● **Excerpts from a dataset**
=== Begin Enclosure ===

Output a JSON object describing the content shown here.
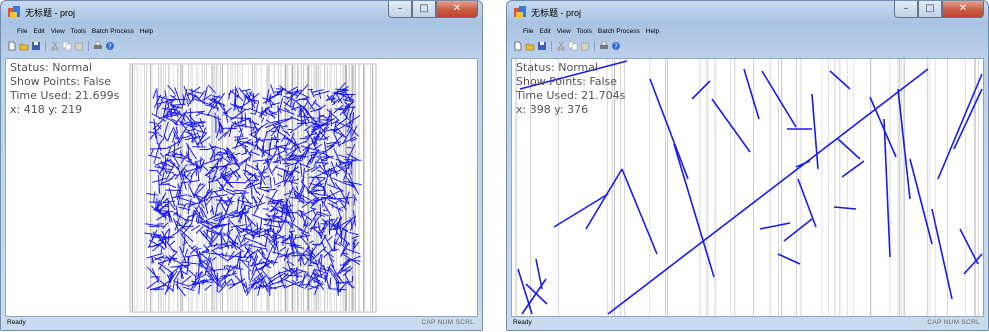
{
  "windows": [
    {
      "title": "无标题 - proj",
      "menu": [
        "File",
        "Edit",
        "View",
        "Tools",
        "Batch Process",
        "Help"
      ],
      "toolbar_icons": [
        "new-file-icon",
        "open-folder-icon",
        "save-icon",
        "cut-icon",
        "copy-icon",
        "paste-icon",
        "print-icon",
        "help-icon"
      ],
      "status": {
        "mode": "Status: Normal",
        "points": "Show Points: False",
        "time": "Time Used: 21.699s",
        "coords": "x: 418   y: 219"
      },
      "statusbar": {
        "ready": "Ready",
        "indicators": "CAP NUM SCRL"
      },
      "line_color": "#1a1aee"
    },
    {
      "title": "无标题 - proj",
      "menu": [
        "File",
        "Edit",
        "View",
        "Tools",
        "Batch Process",
        "Help"
      ],
      "toolbar_icons": [
        "new-file-icon",
        "open-folder-icon",
        "save-icon",
        "cut-icon",
        "copy-icon",
        "paste-icon",
        "print-icon",
        "help-icon"
      ],
      "status": {
        "mode": "Status: Normal",
        "points": "Show Points: False",
        "time": "Time Used: 21.704s",
        "coords": "x: 398   y: 376"
      },
      "statusbar": {
        "ready": "Ready",
        "indicators": "CAP NUM SCRL"
      },
      "line_color": "#1a1aee"
    }
  ]
}
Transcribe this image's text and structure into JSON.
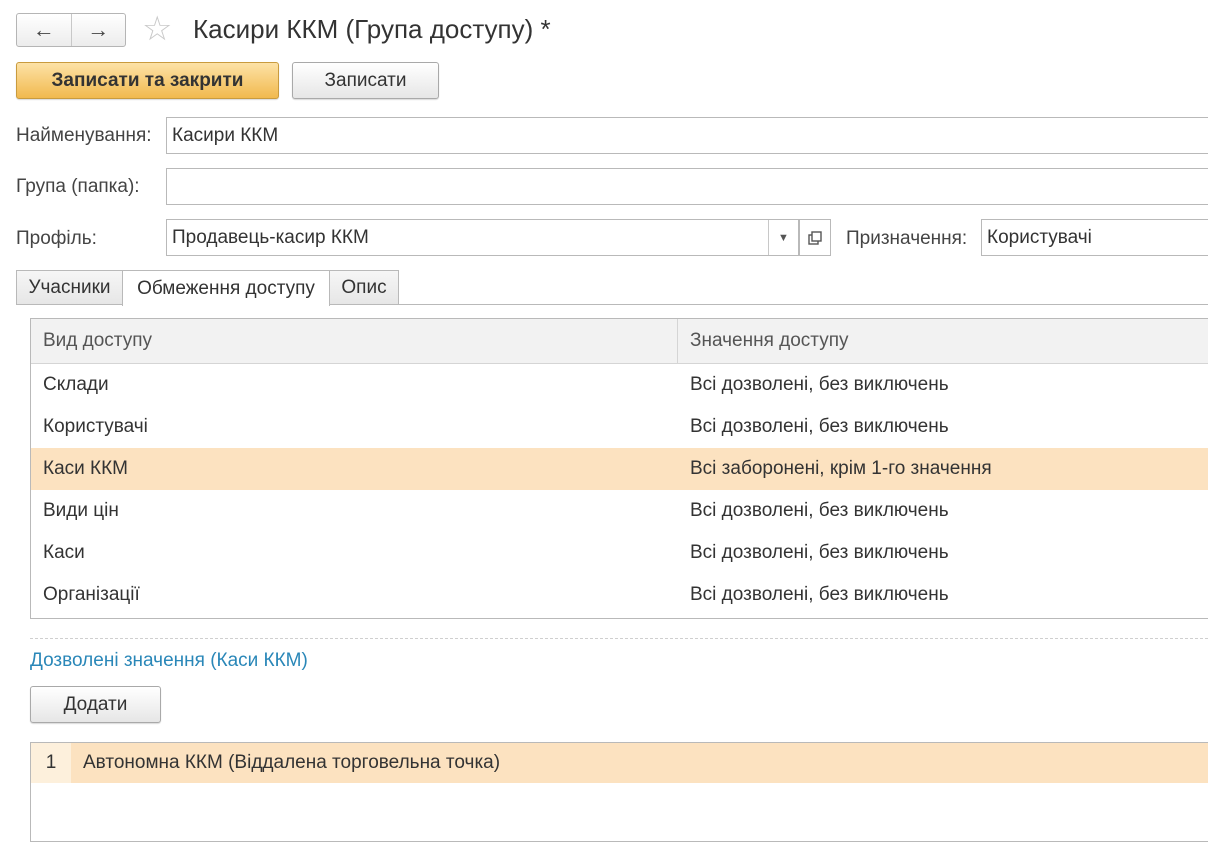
{
  "window": {
    "title": "Касири ККМ (Група доступу) *",
    "back_icon": "←",
    "forward_icon": "→",
    "star_icon": "☆"
  },
  "toolbar": {
    "save_close_label": "Записати та закрити",
    "save_label": "Записати"
  },
  "form": {
    "name_label": "Найменування:",
    "name_value": "Касири ККМ",
    "group_label": "Група (папка):",
    "group_value": "",
    "profile_label": "Профіль:",
    "profile_value": "Продавець-касир ККМ",
    "purpose_label": "Призначення:",
    "purpose_value": "Користувачі"
  },
  "tabs": [
    {
      "label": "Учасники"
    },
    {
      "label": "Обмеження доступу"
    },
    {
      "label": "Опис"
    }
  ],
  "access_table": {
    "headers": [
      "Вид доступу",
      "Значення доступу"
    ],
    "rows": [
      {
        "kind": "Склади",
        "value": "Всі дозволені, без виключень"
      },
      {
        "kind": "Користувачі",
        "value": "Всі дозволені, без виключень"
      },
      {
        "kind": "Каси ККМ",
        "value": "Всі заборонені, крім 1-го значення"
      },
      {
        "kind": "Види цін",
        "value": "Всі дозволені, без виключень"
      },
      {
        "kind": "Каси",
        "value": "Всі дозволені, без виключень"
      },
      {
        "kind": "Організації",
        "value": "Всі дозволені, без виключень"
      }
    ]
  },
  "allowed": {
    "title": "Дозволені значення (Каси ККМ)",
    "add_label": "Додати",
    "rows": [
      {
        "num": "1",
        "text": "Автономна ККМ (Віддалена торговельна точка)"
      }
    ]
  },
  "colors": {
    "accent": "#f1b94e",
    "selected_row": "#fce2c0",
    "link": "#2a87b8"
  }
}
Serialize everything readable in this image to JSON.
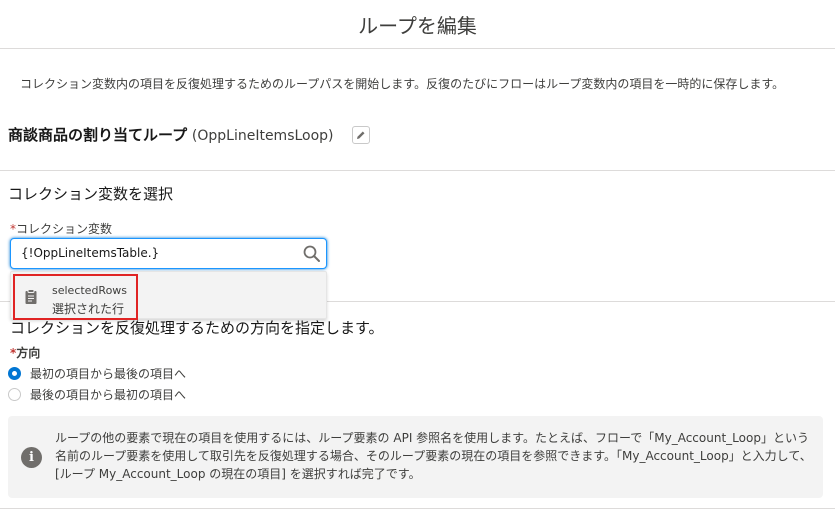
{
  "modal": {
    "title": "ループを編集"
  },
  "description": "コレクション変数内の項目を反復処理するためのループパスを開始します。反復のたびにフローはループ変数内の項目を一時的に保存します。",
  "element": {
    "label": "商談商品の割り当てループ",
    "api_name": "(OppLineItemsLoop)"
  },
  "collection_section": {
    "heading": "コレクション変数を選択"
  },
  "collection_field": {
    "label": "コレクション変数",
    "value": "{!OppLineItemsTable.}",
    "option": {
      "title": "selectedRows",
      "subtitle": "選択された行"
    }
  },
  "direction_section": {
    "heading": "コレクションを反復処理するための方向を指定します。",
    "label": "方向",
    "options": [
      {
        "label": "最初の項目から最後の項目へ",
        "selected": true
      },
      {
        "label": "最後の項目から最初の項目へ",
        "selected": false
      }
    ]
  },
  "info": {
    "text": "ループの他の要素で現在の項目を使用するには、ループ要素の API 参照名を使用します。たとえば、フローで「My_Account_Loop」という名前のループ要素を使用して取引先を反復処理する場合、そのループ要素の現在の項目を参照できます。「My_Account_Loop」と入力して、[ループ My_Account_Loop の現在の項目] を選択すれば完了です。"
  },
  "colors": {
    "accent": "#0176d3",
    "highlight": "#e02424",
    "info_bg": "#f3f3f3"
  }
}
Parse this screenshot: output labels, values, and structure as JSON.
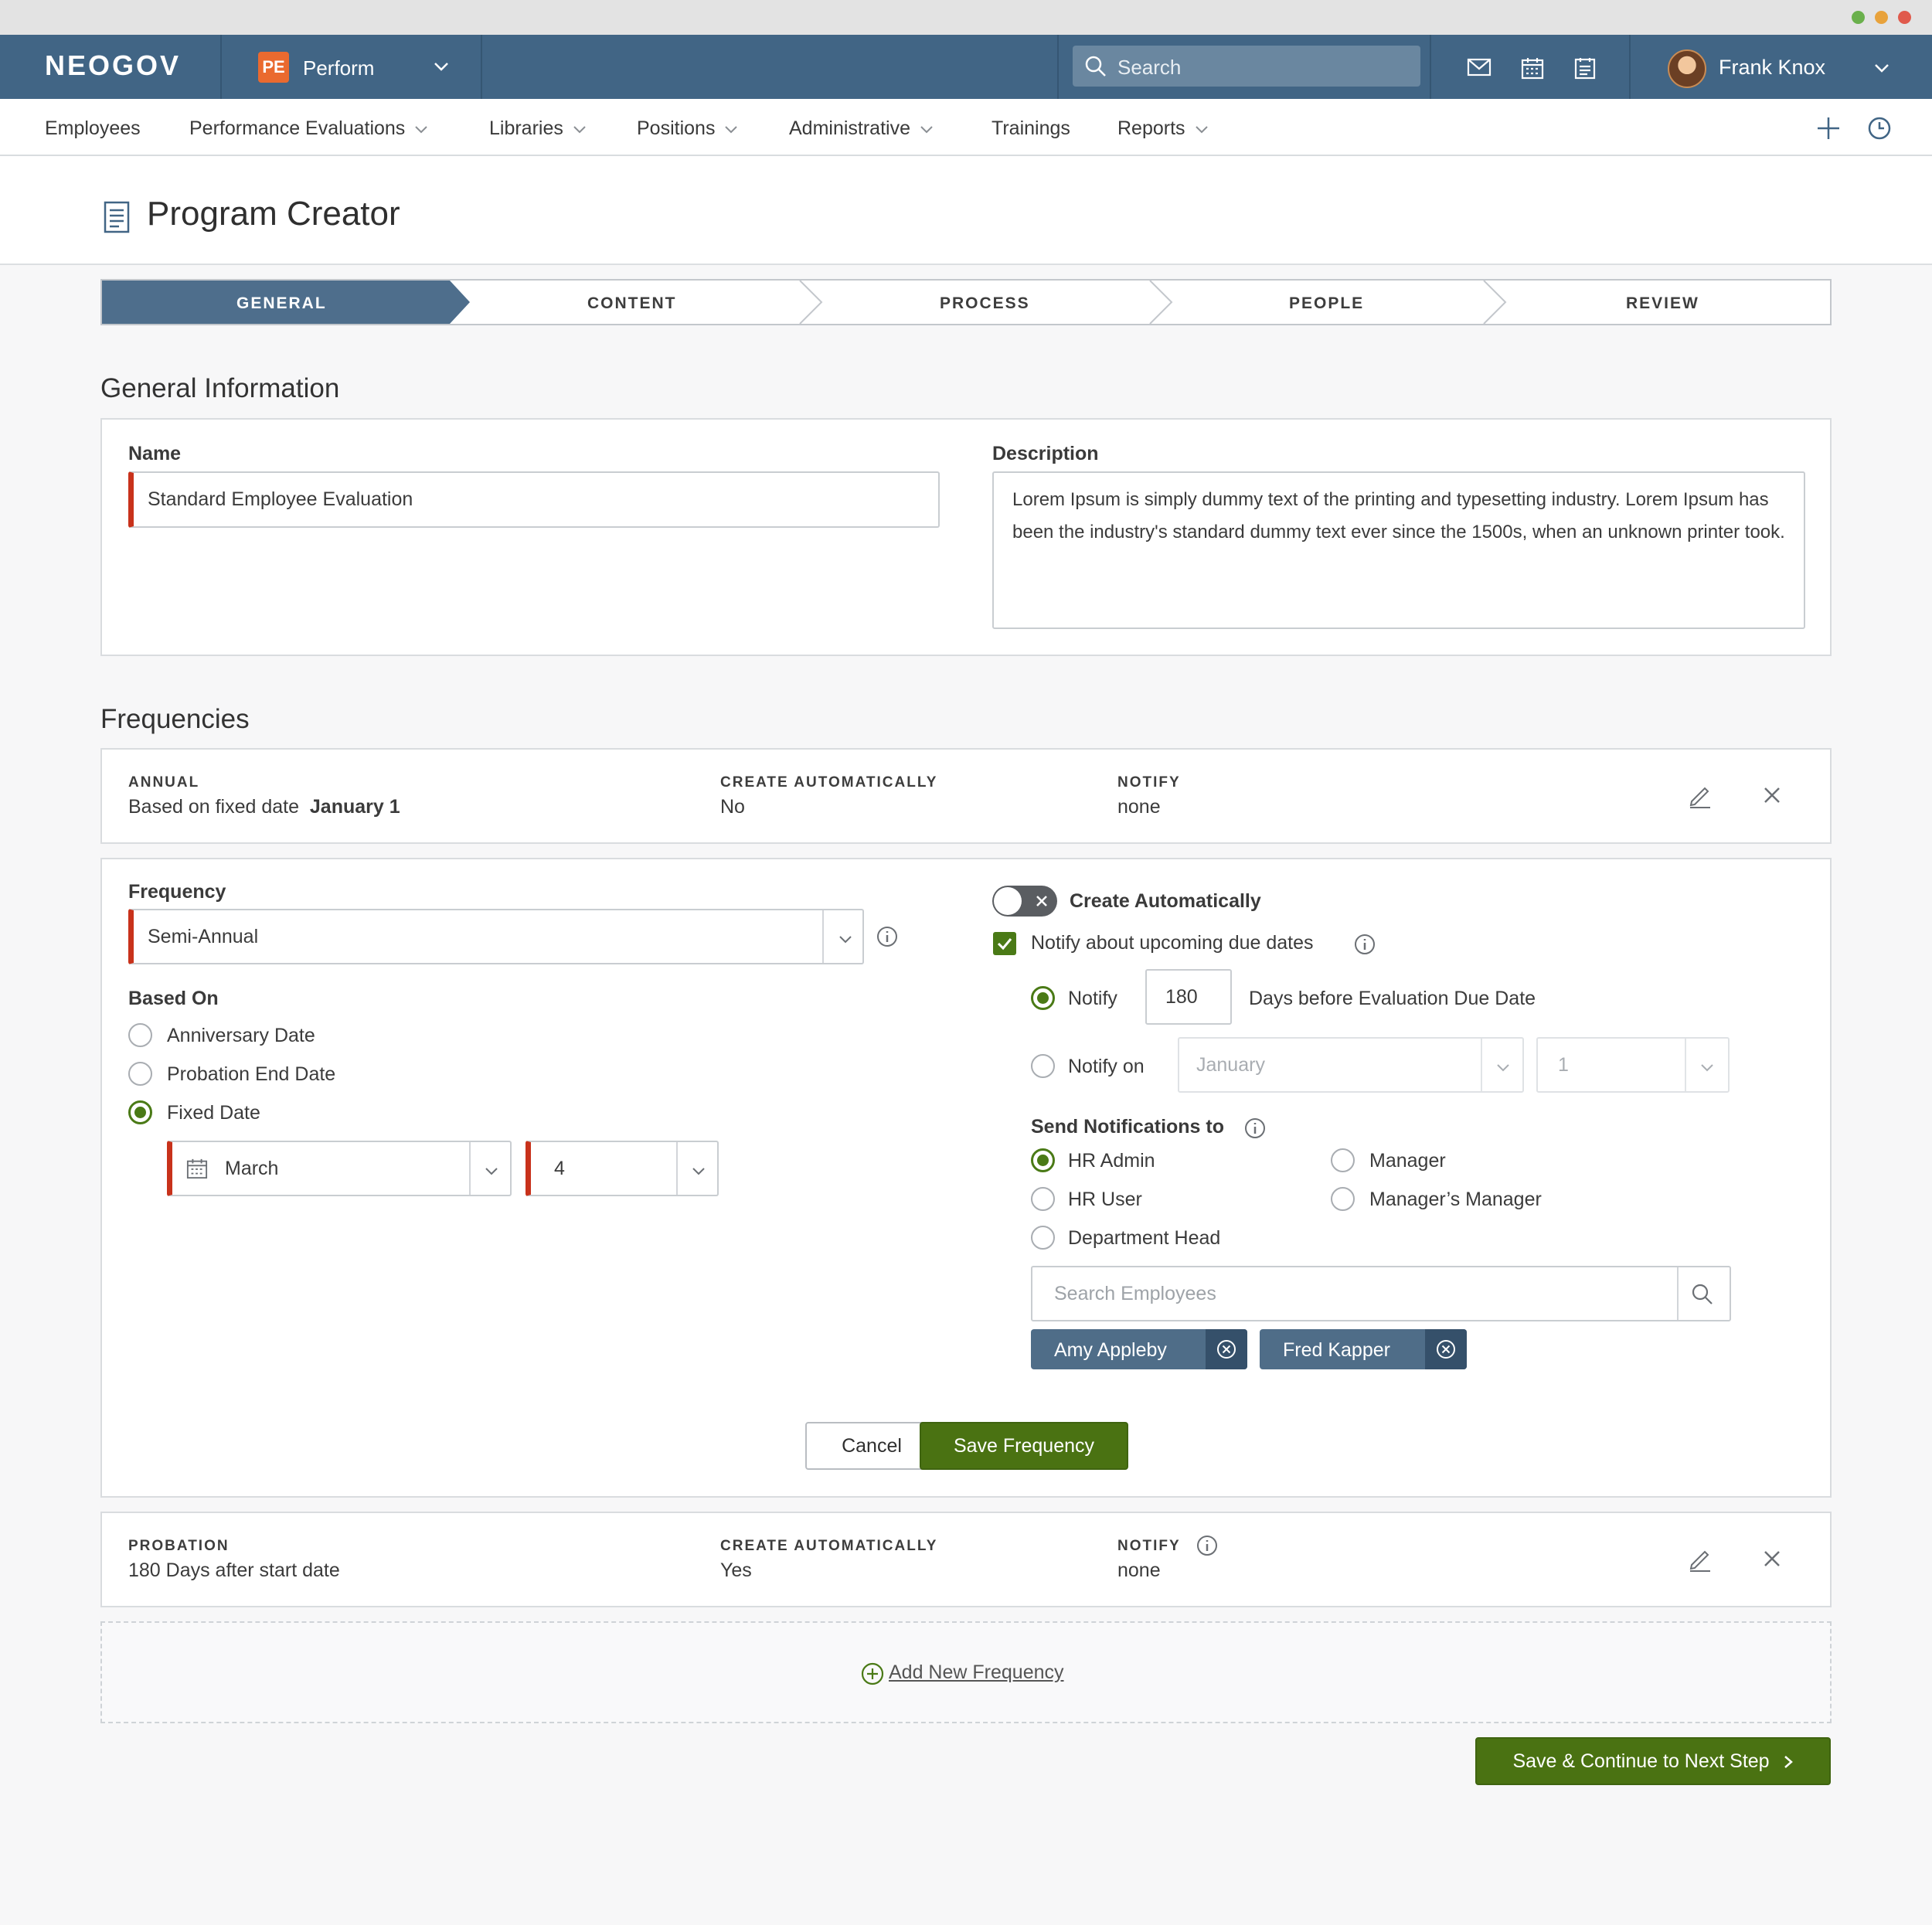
{
  "topnav": {
    "logo": "NEOGOV",
    "module_badge": "PE",
    "module_name": "Perform",
    "search_placeholder": "Search",
    "user_name": "Frank Knox"
  },
  "subnav": {
    "items": [
      "Employees",
      "Performance Evaluations",
      "Libraries",
      "Positions",
      "Administrative",
      "Trainings",
      "Reports"
    ]
  },
  "page": {
    "title": "Program Creator"
  },
  "stepper": {
    "steps": [
      "GENERAL",
      "CONTENT",
      "PROCESS",
      "PEOPLE",
      "REVIEW"
    ],
    "active": "GENERAL"
  },
  "general": {
    "section_title": "General Information",
    "name_label": "Name",
    "name_value": "Standard Employee Evaluation",
    "description_label": "Description",
    "description_value": "Lorem Ipsum is simply dummy text of the printing and typesetting industry. Lorem Ipsum has been the industry's standard dummy text ever since the 1500s, when an unknown printer took."
  },
  "frequencies": {
    "section_title": "Frequencies",
    "summary_annual": {
      "type_cap": "ANNUAL",
      "type_prefix": "Based on fixed date",
      "type_date": "January 1",
      "auto_cap": "CREATE AUTOMATICALLY",
      "auto_value": "No",
      "notify_cap": "NOTIFY",
      "notify_value": "none"
    },
    "editor": {
      "frequency_label": "Frequency",
      "frequency_value": "Semi-Annual",
      "based_on_label": "Based On",
      "based_on_options": [
        "Anniversary Date",
        "Probation End Date",
        "Fixed Date"
      ],
      "based_on_selected": "Fixed Date",
      "fixed_month": "March",
      "fixed_day": "4",
      "create_auto_label": "Create Automatically",
      "create_auto_on": false,
      "notify_due_label": "Notify about upcoming due dates",
      "notify_due_checked": true,
      "notify_label": "Notify",
      "notify_days": "180",
      "notify_days_suffix": "Days before Evaluation Due Date",
      "notify_on_label": "Notify on",
      "notify_on_month": "January",
      "notify_on_day": "1",
      "send_to_label": "Send Notifications to",
      "recipients": [
        "HR Admin",
        "HR User",
        "Department Head",
        "Manager",
        "Manager’s Manager"
      ],
      "recipient_selected": "HR Admin",
      "search_placeholder": "Search Employees",
      "chips": [
        "Amy Appleby",
        "Fred Kapper"
      ],
      "cancel_label": "Cancel",
      "save_label": "Save Frequency"
    },
    "summary_probation": {
      "type_cap": "PROBATION",
      "type_value": "180 Days after start date",
      "auto_cap": "CREATE AUTOMATICALLY",
      "auto_value": "Yes",
      "notify_cap": "NOTIFY",
      "notify_value": "none"
    },
    "add_new_label": "Add New Frequency"
  },
  "footer": {
    "continue_label": "Save & Continue to Next Step"
  },
  "colors": {
    "nav_blue": "#416585",
    "accent_green": "#4a7212",
    "required_red": "#c8321b",
    "badge_orange": "#ea6a2f"
  }
}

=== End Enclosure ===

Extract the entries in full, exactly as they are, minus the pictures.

● **SOLUTION FOR THIS TASK**
Output a JSON object describing the content shown here.
{
  "windows": [
    {
      "title": "无标题 - proj",
      "menu": [
        "File",
        "Edit",
        "View",
        "Tools",
        "Batch Process",
        "Help"
      ],
      "toolbar_icons": [
        "new-file-icon",
        "open-folder-icon",
        "save-icon",
        "cut-icon",
        "copy-icon",
        "paste-icon",
        "print-icon",
        "help-icon"
      ],
      "status": {
        "mode": "Status: Normal",
        "points": "Show Points: False",
        "time": "Time Used: 21.699s",
        "coords": "x: 418   y: 219"
      },
      "statusbar": {
        "ready": "Ready",
        "indicators": "CAP NUM SCRL"
      },
      "line_color": "#1a1aee"
    },
    {
      "title": "无标题 - proj",
      "menu": [
        "File",
        "Edit",
        "View",
        "Tools",
        "Batch Process",
        "Help"
      ],
      "toolbar_icons": [
        "new-file-icon",
        "open-folder-icon",
        "save-icon",
        "cut-icon",
        "copy-icon",
        "paste-icon",
        "print-icon",
        "help-icon"
      ],
      "status": {
        "mode": "Status: Normal",
        "points": "Show Points: False",
        "time": "Time Used: 21.704s",
        "coords": "x: 398   y: 376"
      },
      "statusbar": {
        "ready": "Ready",
        "indicators": "CAP NUM SCRL"
      },
      "line_color": "#1a1aee"
    }
  ]
}
Transcribe this image's text and structure into JSON.
{
  "window": {
    "title": "Касири ККМ (Група доступу) *",
    "back_icon": "←",
    "forward_icon": "→",
    "star_icon": "☆"
  },
  "toolbar": {
    "save_close_label": "Записати та закрити",
    "save_label": "Записати"
  },
  "form": {
    "name_label": "Найменування:",
    "name_value": "Касири ККМ",
    "group_label": "Група (папка):",
    "group_value": "",
    "profile_label": "Профіль:",
    "profile_value": "Продавець-касир ККМ",
    "purpose_label": "Призначення:",
    "purpose_value": "Користувачі"
  },
  "tabs": [
    {
      "label": "Учасники"
    },
    {
      "label": "Обмеження доступу"
    },
    {
      "label": "Опис"
    }
  ],
  "access_table": {
    "headers": [
      "Вид доступу",
      "Значення доступу"
    ],
    "rows": [
      {
        "kind": "Склади",
        "value": "Всі дозволені, без виключень"
      },
      {
        "kind": "Користувачі",
        "value": "Всі дозволені, без виключень"
      },
      {
        "kind": "Каси ККМ",
        "value": "Всі заборонені, крім 1-го значення"
      },
      {
        "kind": "Види цін",
        "value": "Всі дозволені, без виключень"
      },
      {
        "kind": "Каси",
        "value": "Всі дозволені, без виключень"
      },
      {
        "kind": "Організації",
        "value": "Всі дозволені, без виключень"
      }
    ]
  },
  "allowed": {
    "title": "Дозволені значення (Каси ККМ)",
    "add_label": "Додати",
    "rows": [
      {
        "num": "1",
        "text": "Автономна ККМ (Віддалена торговельна точка)"
      }
    ]
  },
  "colors": {
    "accent": "#f1b94e",
    "selected_row": "#fce2c0",
    "link": "#2a87b8"
  }
}
Serialize everything readable in this image to JSON.
{
  "modal": {
    "title": "ループを編集"
  },
  "description": "コレクション変数内の項目を反復処理するためのループパスを開始します。反復のたびにフローはループ変数内の項目を一時的に保存します。",
  "element": {
    "label": "商談商品の割り当てループ",
    "api_name": "(OppLineItemsLoop)"
  },
  "collection_section": {
    "heading": "コレクション変数を選択"
  },
  "collection_field": {
    "label": "コレクション変数",
    "value": "{!OppLineItemsTable.}",
    "option": {
      "title": "selectedRows",
      "subtitle": "選択された行"
    }
  },
  "direction_section": {
    "heading": "コレクションを反復処理するための方向を指定します。",
    "label": "方向",
    "options": [
      {
        "label": "最初の項目から最後の項目へ",
        "selected": true
      },
      {
        "label": "最後の項目から最初の項目へ",
        "selected": false
      }
    ]
  },
  "info": {
    "text": "ループの他の要素で現在の項目を使用するには、ループ要素の API 参照名を使用します。たとえば、フローで「My_Account_Loop」という名前のループ要素を使用して取引先を反復処理する場合、そのループ要素の現在の項目を参照できます。「My_Account_Loop」と入力して、[ループ My_Account_Loop の現在の項目] を選択すれば完了です。"
  },
  "colors": {
    "accent": "#0176d3",
    "highlight": "#e02424",
    "info_bg": "#f3f3f3"
  }
}
Parse this screenshot: output labels, values, and structure as JSON.
{
  "topnav": {
    "logo": "NEOGOV",
    "module_badge": "PE",
    "module_name": "Perform",
    "search_placeholder": "Search",
    "user_name": "Frank Knox"
  },
  "subnav": {
    "items": [
      "Employees",
      "Performance Evaluations",
      "Libraries",
      "Positions",
      "Administrative",
      "Trainings",
      "Reports"
    ]
  },
  "page": {
    "title": "Program Creator"
  },
  "stepper": {
    "steps": [
      "GENERAL",
      "CONTENT",
      "PROCESS",
      "PEOPLE",
      "REVIEW"
    ],
    "active": "GENERAL"
  },
  "general": {
    "section_title": "General Information",
    "name_label": "Name",
    "name_value": "Standard Employee Evaluation",
    "description_label": "Description",
    "description_value": "Lorem Ipsum is simply dummy text of the printing and typesetting industry. Lorem Ipsum has been the industry's standard dummy text ever since the 1500s, when an unknown printer took."
  },
  "frequencies": {
    "section_title": "Frequencies",
    "summary_annual": {
      "type_cap": "ANNUAL",
      "type_prefix": "Based on fixed date",
      "type_date": "January 1",
      "auto_cap": "CREATE AUTOMATICALLY",
      "auto_value": "No",
      "notify_cap": "NOTIFY",
      "notify_value": "none"
    },
    "editor": {
      "frequency_label": "Frequency",
      "frequency_value": "Semi-Annual",
      "based_on_label": "Based On",
      "based_on_options": [
        "Anniversary Date",
        "Probation End Date",
        "Fixed Date"
      ],
      "based_on_selected": "Fixed Date",
      "fixed_month": "March",
      "fixed_day": "4",
      "create_auto_label": "Create Automatically",
      "create_auto_on": false,
      "notify_due_label": "Notify about upcoming due dates",
      "notify_due_checked": true,
      "notify_label": "Notify",
      "notify_days": "180",
      "notify_days_suffix": "Days before Evaluation Due Date",
      "notify_on_label": "Notify on",
      "notify_on_month": "January",
      "notify_on_day": "1",
      "send_to_label": "Send Notifications to",
      "recipients": [
        "HR Admin",
        "HR User",
        "Department Head",
        "Manager",
        "Manager’s Manager"
      ],
      "recipient_selected": "HR Admin",
      "search_placeholder": "Search Employees",
      "chips": [
        "Amy Appleby",
        "Fred Kapper"
      ],
      "cancel_label": "Cancel",
      "save_label": "Save Frequency"
    },
    "summary_probation": {
      "type_cap": "PROBATION",
      "type_value": "180 Days after start date",
      "auto_cap": "CREATE AUTOMATICALLY",
      "auto_value": "Yes",
      "notify_cap": "NOTIFY",
      "notify_value": "none"
    },
    "add_new_label": "Add New Frequency"
  },
  "footer": {
    "continue_label": "Save & Continue to Next Step"
  },
  "colors": {
    "nav_blue": "#416585",
    "accent_green": "#4a7212",
    "required_red": "#c8321b",
    "badge_orange": "#ea6a2f"
  }
}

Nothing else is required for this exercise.